Start of SUPPLIED RECORDS

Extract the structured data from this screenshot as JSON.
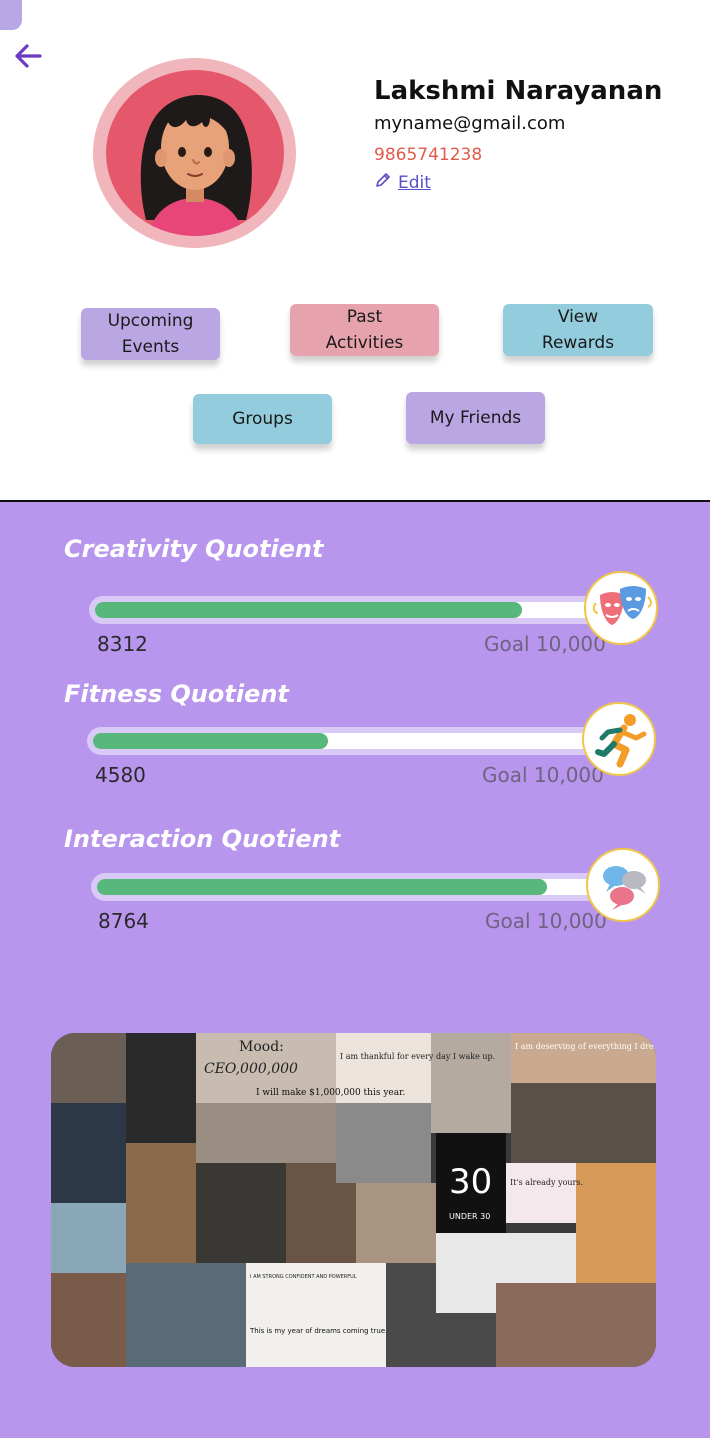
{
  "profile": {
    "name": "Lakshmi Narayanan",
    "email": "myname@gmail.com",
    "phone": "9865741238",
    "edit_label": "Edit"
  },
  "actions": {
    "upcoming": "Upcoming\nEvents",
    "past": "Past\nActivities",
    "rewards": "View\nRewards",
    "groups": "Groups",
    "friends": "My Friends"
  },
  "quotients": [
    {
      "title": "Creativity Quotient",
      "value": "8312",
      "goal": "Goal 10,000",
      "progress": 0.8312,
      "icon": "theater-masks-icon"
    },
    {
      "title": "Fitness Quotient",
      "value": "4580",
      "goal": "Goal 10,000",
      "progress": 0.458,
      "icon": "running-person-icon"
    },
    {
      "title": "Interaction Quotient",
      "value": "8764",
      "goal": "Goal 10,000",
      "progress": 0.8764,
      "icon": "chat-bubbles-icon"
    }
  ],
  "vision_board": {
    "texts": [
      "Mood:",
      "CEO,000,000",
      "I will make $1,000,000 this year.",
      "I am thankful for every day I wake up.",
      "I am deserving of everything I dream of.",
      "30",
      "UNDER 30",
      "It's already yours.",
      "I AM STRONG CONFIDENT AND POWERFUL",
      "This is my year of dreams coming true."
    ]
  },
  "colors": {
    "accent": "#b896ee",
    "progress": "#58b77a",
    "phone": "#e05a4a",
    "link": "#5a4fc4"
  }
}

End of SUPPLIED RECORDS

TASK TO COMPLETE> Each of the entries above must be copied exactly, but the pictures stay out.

RESPONSE BELOW>
Extract the structured data from this screenshot as JSON.
{
  "profile": {
    "name": "Lakshmi Narayanan",
    "email": "myname@gmail.com",
    "phone": "9865741238",
    "edit_label": "Edit"
  },
  "actions": {
    "upcoming": "Upcoming\nEvents",
    "past": "Past\nActivities",
    "rewards": "View\nRewards",
    "groups": "Groups",
    "friends": "My Friends"
  },
  "quotients": [
    {
      "title": "Creativity Quotient",
      "value": "8312",
      "goal": "Goal 10,000",
      "progress": 0.8312,
      "icon": "theater-masks-icon"
    },
    {
      "title": "Fitness Quotient",
      "value": "4580",
      "goal": "Goal 10,000",
      "progress": 0.458,
      "icon": "running-person-icon"
    },
    {
      "title": "Interaction Quotient",
      "value": "8764",
      "goal": "Goal 10,000",
      "progress": 0.8764,
      "icon": "chat-bubbles-icon"
    }
  ],
  "vision_board": {
    "texts": [
      "Mood:",
      "CEO,000,000",
      "I will make $1,000,000 this year.",
      "I am thankful for every day I wake up.",
      "I am deserving of everything I dream of.",
      "30",
      "UNDER 30",
      "It's already yours.",
      "I AM STRONG CONFIDENT AND POWERFUL",
      "This is my year of dreams coming true."
    ]
  },
  "colors": {
    "accent": "#b896ee",
    "progress": "#58b77a",
    "phone": "#e05a4a",
    "link": "#5a4fc4"
  }
}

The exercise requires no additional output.